You can see that the peak at 350 carries disappears, the peak shifts to about 390 total touches, and the drop-off becomes much less severe. To make things even more problematic for the “Curse” is the fact that if we look at just players aged 25 and older, the peak/drop disappears entirely.
So we have an effect that definitely exists. Unless you include receptions; then it’s a little unclear. And forget about including old backs—you know, the ones you’d think might start to break down coming off of a season with a ton of touches—because they seem to perform better than the younger backs.
Again, it’s very likely that any drop in production that’s actually there is due to simple regression. Let’s consider not just those backs who received a bunch of carries—and thus were necessarily healthy and effective—but instead all running backs.
Heavy workload or not, running backs coming off of seasons in which they recorded high YPC almost always saw that number drop in the following year. Of the 25 backs to average 4.71 YPC (on at least 180 carries) from 2006 to 2010, only three (12.0 percent) increased their YPC in the next season. The average decline was an astounding 0.74 YPC. Of the 10 backs to average 5.22 YPC, the average decline was almost a full yard on each carry.
Ultimately, running backs coming off of seasons with lots of touches are likely to regress in terms of both efficiency and health, but that information is both insignificant and irrelevant to fantasy owners. Yes, you’ll probably see a dip in production if you “gamble” on a workhorse running back, but that’s because he’s an outlier at his position—not because he touched the ball 370 times instead of 320.

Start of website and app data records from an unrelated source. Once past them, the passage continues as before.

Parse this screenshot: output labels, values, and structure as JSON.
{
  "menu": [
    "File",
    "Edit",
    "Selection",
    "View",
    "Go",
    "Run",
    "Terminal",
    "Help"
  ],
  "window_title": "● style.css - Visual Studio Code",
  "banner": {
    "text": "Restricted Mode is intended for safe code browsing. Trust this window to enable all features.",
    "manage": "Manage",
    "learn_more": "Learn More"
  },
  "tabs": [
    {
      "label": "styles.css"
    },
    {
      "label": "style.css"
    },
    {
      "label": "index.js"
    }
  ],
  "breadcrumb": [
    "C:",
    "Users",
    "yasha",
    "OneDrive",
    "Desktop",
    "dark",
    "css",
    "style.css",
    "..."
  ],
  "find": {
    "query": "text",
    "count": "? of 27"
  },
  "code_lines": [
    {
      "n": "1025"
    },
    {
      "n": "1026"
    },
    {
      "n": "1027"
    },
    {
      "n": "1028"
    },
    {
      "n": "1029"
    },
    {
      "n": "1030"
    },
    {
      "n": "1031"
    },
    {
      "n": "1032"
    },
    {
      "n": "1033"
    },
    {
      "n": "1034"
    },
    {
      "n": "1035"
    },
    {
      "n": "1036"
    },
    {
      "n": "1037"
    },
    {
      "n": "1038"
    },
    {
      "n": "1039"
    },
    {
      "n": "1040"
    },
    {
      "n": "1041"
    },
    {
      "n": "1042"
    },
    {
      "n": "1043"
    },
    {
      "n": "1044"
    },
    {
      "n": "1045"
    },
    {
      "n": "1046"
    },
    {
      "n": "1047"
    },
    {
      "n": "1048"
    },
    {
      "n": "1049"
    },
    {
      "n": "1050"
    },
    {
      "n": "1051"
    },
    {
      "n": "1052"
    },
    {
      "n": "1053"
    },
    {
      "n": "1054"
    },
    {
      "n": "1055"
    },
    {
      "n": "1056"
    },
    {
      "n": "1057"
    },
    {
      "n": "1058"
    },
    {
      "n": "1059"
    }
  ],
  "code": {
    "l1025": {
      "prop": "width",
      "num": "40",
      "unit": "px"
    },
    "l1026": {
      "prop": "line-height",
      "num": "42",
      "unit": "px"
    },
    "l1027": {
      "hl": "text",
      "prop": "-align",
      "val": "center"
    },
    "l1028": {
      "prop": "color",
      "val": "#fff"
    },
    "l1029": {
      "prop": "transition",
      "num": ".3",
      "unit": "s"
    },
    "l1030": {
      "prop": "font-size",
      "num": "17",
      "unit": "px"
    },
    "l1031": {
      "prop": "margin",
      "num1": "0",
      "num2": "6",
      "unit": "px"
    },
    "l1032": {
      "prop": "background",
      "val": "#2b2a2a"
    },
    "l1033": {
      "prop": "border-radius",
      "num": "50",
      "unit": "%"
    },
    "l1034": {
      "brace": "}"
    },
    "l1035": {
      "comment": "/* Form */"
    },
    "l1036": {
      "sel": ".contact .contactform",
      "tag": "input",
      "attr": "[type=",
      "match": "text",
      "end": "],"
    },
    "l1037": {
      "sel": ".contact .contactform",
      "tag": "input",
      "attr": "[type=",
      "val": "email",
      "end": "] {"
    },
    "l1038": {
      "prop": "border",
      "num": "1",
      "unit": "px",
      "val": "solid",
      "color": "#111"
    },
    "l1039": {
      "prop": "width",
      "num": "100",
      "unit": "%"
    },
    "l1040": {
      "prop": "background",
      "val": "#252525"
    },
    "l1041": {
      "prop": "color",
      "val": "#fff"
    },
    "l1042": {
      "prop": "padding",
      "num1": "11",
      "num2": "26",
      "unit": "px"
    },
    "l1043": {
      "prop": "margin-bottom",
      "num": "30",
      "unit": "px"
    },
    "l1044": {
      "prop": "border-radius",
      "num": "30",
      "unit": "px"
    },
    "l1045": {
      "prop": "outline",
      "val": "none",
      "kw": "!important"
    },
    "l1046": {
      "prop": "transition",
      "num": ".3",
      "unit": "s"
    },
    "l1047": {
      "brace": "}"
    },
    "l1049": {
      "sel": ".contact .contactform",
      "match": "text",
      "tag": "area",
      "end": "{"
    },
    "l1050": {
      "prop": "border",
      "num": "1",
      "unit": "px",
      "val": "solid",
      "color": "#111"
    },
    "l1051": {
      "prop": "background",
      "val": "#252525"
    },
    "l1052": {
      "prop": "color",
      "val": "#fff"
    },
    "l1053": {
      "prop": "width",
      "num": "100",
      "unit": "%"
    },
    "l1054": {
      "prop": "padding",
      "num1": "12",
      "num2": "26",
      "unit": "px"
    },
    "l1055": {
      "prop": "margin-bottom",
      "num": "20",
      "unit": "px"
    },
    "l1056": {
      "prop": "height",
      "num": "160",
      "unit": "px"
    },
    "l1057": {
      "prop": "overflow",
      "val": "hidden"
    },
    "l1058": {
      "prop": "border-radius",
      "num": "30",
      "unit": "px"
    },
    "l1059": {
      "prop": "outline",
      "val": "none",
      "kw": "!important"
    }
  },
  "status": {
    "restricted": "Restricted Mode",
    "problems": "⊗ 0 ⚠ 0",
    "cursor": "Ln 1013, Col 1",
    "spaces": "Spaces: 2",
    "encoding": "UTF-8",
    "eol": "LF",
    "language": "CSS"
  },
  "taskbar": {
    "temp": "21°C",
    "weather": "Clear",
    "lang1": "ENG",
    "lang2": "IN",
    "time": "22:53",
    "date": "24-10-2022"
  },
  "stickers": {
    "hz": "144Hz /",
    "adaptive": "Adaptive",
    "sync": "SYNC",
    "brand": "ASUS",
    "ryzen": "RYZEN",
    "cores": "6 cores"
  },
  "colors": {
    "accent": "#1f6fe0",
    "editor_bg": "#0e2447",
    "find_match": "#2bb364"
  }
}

For the record, Arian Foster, Adrian Peterson, Doug Martin, and Marshawn Lynch all had at least 338 touches—21.1 per game—in 2012. That’s why Jamaal Charles should be the top overall pick; the Chiefs basically gave him a season off with only 20 touches per game, so you know he’ll have fresh legs in 2013.